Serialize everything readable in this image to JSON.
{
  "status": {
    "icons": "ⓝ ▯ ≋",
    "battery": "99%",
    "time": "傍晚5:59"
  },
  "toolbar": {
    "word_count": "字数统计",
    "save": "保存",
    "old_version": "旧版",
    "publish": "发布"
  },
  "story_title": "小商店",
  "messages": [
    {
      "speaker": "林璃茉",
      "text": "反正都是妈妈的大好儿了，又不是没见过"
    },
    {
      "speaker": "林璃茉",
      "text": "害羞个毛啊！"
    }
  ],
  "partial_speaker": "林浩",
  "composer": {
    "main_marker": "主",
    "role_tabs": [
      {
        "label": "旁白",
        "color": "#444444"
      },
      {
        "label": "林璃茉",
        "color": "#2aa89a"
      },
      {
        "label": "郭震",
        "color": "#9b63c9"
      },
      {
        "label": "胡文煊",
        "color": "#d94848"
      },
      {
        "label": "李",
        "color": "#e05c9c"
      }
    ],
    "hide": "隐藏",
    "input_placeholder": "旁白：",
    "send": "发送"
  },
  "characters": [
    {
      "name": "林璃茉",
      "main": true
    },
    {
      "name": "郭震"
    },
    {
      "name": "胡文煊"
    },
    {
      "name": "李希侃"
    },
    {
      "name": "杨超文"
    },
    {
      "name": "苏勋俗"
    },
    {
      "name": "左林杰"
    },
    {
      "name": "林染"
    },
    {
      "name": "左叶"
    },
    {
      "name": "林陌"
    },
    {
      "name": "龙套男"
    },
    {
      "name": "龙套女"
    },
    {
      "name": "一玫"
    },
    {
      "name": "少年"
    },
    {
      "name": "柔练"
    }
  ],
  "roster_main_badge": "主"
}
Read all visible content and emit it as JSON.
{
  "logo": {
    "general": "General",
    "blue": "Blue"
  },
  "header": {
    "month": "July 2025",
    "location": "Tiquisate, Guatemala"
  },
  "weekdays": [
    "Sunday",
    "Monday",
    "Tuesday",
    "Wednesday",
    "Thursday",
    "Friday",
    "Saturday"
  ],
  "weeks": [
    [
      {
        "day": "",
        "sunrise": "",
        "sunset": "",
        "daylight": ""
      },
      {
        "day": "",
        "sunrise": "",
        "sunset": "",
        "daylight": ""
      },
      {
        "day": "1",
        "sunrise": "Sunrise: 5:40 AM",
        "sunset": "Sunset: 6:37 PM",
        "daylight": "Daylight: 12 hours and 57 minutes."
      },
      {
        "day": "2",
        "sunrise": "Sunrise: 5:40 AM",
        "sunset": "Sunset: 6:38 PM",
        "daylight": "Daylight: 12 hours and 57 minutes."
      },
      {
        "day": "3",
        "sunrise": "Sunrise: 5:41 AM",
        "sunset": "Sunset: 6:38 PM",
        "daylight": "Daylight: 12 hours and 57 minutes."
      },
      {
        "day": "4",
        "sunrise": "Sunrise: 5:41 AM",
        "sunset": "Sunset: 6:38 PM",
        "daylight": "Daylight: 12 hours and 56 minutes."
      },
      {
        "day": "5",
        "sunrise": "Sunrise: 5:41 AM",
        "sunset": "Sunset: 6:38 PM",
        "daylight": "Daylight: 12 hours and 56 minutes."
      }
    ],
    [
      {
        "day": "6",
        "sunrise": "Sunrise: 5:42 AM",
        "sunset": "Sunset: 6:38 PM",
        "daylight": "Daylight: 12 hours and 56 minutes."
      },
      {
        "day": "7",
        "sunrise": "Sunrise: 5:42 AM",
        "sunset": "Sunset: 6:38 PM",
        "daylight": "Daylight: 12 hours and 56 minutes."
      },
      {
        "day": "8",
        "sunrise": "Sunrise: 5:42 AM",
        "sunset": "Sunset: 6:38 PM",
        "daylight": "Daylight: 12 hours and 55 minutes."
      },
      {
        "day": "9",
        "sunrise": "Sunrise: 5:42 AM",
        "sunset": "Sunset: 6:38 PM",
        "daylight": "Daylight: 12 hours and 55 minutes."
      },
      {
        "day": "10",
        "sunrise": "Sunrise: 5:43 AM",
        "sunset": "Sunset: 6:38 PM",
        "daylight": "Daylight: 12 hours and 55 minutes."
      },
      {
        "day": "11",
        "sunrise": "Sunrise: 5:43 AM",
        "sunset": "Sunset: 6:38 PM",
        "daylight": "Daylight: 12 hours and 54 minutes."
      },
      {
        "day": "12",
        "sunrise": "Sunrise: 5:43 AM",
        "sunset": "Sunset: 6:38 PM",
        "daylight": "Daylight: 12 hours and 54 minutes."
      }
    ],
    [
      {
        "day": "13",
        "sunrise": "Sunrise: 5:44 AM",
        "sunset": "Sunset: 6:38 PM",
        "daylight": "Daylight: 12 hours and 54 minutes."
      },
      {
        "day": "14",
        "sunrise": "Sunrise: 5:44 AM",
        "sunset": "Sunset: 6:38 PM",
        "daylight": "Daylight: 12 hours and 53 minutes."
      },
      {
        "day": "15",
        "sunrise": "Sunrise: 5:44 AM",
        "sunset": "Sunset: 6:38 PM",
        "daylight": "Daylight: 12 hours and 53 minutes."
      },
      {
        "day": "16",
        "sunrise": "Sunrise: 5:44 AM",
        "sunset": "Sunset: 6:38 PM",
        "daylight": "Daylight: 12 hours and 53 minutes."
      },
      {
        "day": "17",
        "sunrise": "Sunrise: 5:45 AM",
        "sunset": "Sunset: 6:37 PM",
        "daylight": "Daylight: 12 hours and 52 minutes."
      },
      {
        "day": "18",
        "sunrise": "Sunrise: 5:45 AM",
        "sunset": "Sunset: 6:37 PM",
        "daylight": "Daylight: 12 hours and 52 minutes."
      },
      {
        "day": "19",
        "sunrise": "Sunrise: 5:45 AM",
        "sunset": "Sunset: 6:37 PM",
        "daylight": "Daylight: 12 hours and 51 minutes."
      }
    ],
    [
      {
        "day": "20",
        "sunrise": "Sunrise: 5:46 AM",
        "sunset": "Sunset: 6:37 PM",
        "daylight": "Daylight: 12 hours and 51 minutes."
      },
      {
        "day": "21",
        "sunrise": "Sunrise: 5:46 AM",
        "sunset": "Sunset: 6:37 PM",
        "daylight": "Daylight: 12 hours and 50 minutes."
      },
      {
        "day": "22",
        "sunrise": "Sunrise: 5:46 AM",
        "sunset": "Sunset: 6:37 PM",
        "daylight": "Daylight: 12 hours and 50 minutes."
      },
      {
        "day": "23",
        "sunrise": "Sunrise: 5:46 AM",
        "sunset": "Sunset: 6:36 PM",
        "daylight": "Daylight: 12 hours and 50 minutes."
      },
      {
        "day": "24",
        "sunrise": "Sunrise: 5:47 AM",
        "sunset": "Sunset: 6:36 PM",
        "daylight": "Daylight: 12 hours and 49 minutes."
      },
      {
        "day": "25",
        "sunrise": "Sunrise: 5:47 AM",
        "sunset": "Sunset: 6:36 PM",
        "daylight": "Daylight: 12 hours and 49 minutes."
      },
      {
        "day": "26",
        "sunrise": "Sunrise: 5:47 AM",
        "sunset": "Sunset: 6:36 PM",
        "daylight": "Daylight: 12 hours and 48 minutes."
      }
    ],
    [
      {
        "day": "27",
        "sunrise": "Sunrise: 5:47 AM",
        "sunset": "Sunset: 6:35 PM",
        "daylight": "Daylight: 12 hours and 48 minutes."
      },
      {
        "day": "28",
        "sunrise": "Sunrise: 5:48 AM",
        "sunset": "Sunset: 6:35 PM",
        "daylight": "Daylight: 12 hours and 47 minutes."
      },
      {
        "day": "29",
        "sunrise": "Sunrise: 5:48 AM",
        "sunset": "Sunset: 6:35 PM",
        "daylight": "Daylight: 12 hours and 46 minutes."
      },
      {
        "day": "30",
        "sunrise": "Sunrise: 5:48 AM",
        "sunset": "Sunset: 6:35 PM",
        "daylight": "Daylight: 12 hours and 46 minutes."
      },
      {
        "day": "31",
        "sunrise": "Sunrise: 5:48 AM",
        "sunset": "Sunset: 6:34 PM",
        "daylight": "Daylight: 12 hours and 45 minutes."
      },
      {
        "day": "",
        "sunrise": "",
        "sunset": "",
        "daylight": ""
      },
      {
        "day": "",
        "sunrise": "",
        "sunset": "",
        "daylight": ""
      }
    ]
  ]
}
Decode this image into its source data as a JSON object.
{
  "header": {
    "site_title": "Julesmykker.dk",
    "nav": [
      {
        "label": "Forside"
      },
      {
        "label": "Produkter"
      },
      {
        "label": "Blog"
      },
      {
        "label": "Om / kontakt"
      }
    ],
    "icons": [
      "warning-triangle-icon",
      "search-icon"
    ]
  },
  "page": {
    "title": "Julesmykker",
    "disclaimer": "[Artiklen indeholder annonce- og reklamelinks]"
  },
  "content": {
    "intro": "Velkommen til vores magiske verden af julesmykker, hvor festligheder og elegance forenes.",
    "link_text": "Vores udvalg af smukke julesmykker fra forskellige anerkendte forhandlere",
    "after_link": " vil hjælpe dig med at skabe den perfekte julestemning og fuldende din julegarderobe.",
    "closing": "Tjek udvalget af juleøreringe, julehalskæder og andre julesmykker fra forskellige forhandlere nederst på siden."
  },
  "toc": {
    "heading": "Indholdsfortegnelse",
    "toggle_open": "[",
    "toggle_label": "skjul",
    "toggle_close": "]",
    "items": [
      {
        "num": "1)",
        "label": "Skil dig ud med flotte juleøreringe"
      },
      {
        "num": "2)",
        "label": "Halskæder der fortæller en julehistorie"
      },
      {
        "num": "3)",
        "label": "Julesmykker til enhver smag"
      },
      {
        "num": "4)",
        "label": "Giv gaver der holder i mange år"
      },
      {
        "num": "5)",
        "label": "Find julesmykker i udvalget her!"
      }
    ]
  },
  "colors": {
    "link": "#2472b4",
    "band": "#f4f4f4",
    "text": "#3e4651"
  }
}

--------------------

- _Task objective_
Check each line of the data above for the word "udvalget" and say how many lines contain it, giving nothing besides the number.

- _Your solution_
2